Task brief: Show the lines below where "label" occurs.

═════ Provided information ═════

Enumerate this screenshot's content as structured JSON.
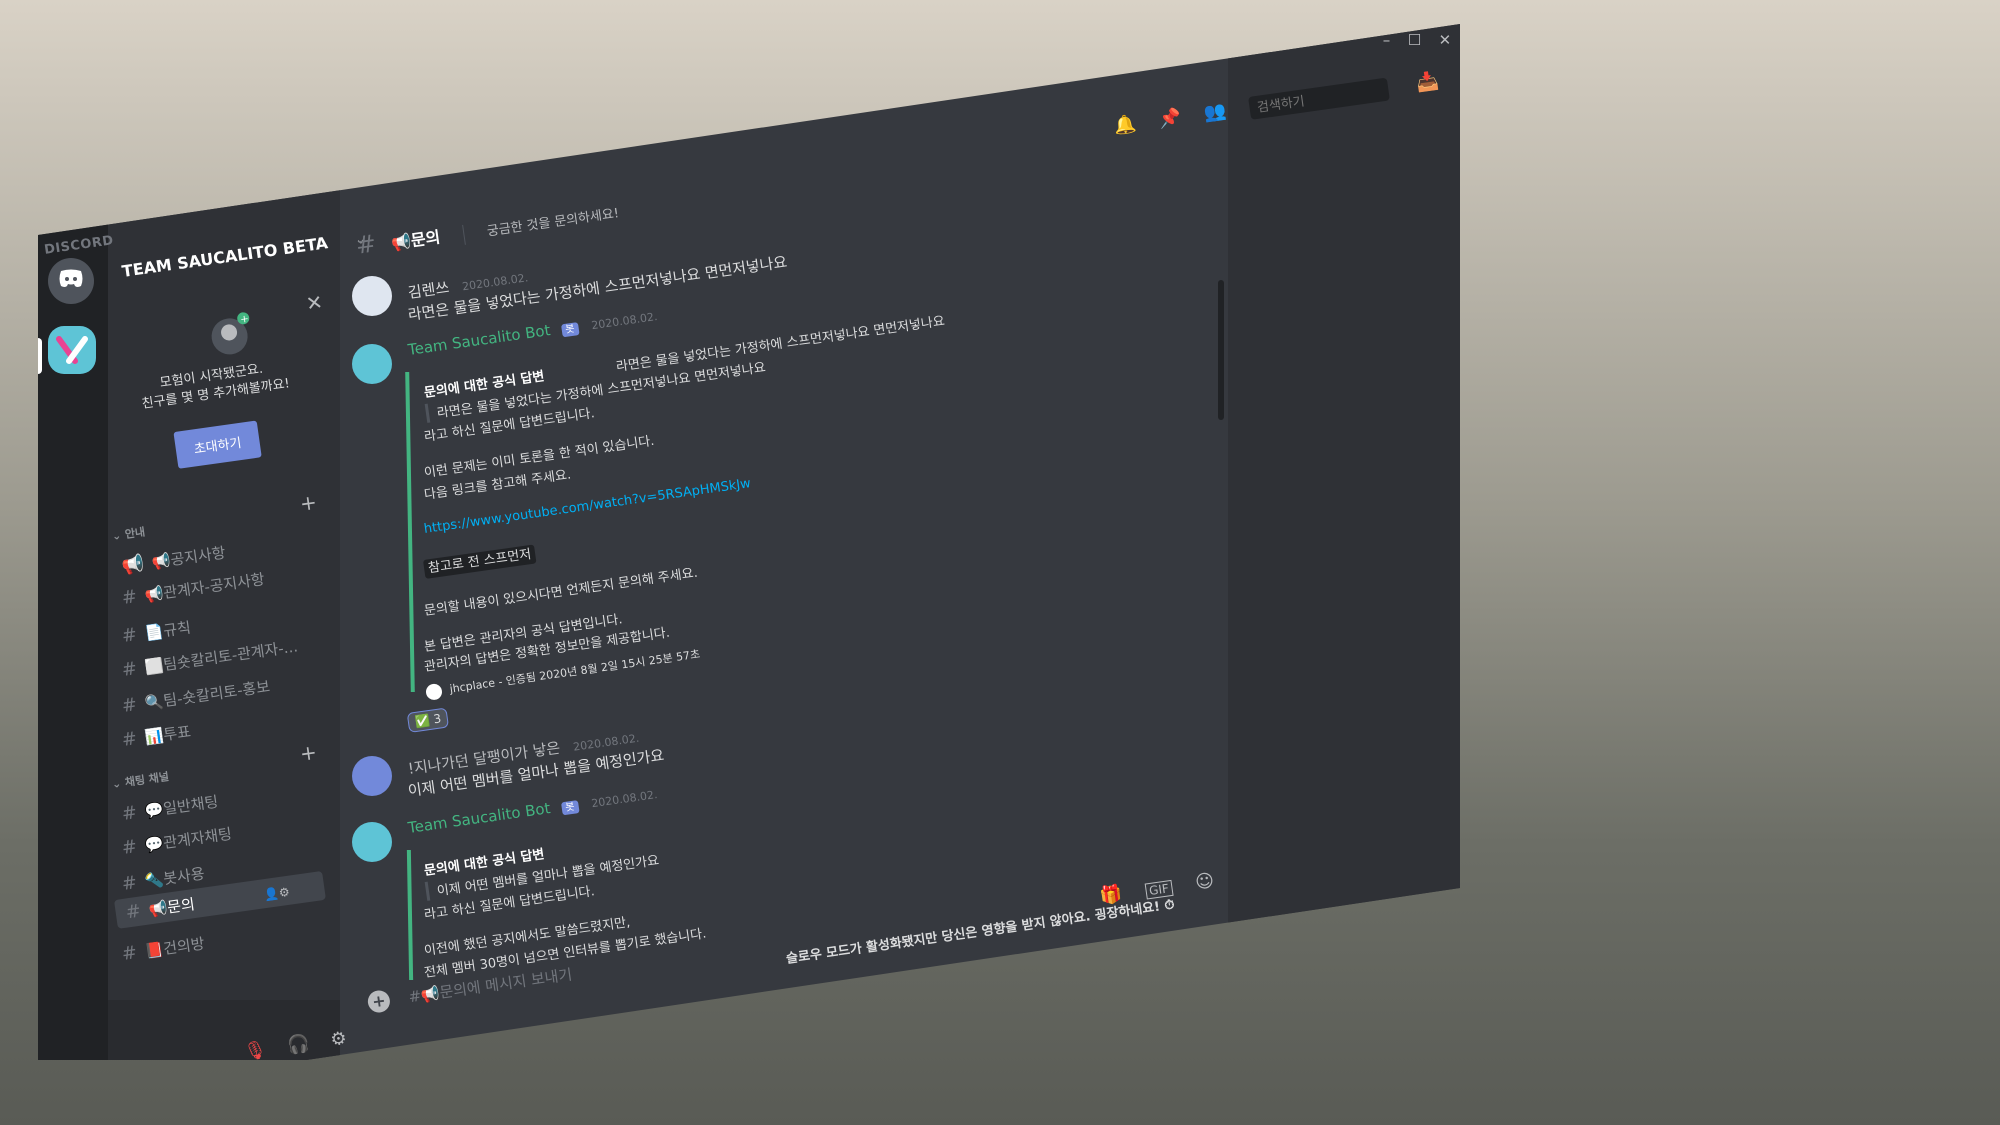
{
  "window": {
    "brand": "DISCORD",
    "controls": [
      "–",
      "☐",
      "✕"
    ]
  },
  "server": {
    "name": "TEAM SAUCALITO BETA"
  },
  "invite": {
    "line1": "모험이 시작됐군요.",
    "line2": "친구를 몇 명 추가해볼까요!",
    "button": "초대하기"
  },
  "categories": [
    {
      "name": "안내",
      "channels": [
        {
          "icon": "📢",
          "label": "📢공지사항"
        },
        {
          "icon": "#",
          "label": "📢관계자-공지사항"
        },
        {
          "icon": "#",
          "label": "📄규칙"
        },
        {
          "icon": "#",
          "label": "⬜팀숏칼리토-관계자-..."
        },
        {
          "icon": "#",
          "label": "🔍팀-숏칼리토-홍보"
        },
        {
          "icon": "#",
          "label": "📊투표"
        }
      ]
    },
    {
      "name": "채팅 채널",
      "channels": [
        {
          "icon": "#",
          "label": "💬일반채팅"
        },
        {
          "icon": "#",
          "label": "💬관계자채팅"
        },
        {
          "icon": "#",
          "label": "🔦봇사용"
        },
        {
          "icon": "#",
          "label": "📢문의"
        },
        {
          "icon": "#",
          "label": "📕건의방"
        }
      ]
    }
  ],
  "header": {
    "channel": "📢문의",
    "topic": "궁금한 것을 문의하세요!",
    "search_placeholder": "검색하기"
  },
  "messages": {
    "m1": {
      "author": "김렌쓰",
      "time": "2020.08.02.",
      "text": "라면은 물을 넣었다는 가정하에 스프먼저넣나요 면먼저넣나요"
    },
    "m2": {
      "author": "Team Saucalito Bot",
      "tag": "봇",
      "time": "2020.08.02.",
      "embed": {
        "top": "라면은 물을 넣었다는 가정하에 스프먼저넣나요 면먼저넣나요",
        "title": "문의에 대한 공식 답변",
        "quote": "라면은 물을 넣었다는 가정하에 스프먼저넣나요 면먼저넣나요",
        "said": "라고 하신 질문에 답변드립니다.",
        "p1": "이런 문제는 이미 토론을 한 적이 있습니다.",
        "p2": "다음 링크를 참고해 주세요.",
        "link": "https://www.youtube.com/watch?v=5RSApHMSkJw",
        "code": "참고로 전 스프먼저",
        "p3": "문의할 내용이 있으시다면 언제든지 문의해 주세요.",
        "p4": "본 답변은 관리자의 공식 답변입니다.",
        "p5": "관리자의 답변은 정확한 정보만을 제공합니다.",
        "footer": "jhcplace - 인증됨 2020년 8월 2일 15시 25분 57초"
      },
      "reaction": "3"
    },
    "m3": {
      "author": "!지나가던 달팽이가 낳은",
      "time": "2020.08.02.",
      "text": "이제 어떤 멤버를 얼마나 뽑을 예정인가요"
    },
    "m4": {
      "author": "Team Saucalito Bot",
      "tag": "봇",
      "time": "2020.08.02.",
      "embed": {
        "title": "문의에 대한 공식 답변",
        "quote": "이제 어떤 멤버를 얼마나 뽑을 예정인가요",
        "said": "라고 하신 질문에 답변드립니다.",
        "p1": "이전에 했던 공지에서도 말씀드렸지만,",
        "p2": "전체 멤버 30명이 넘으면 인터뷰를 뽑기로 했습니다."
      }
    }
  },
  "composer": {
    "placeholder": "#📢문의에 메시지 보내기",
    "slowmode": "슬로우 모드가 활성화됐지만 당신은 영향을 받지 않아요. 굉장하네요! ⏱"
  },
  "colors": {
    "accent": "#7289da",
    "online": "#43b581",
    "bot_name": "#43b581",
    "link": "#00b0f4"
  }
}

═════

Answer to this problem:
          "label": "📢공지사항"
          "label": "📢관계자-공지사항"
          "label": "📄규칙"
          "label": "⬜팀숏칼리토-관계자-..."
          "label": "🔍팀-숏칼리토-홍보"
          "label": "📊투표"
          "label": "💬일반채팅"
          "label": "💬관계자채팅"
          "label": "🔦봇사용"
          "label": "📢문의"
          "label": "📕건의방"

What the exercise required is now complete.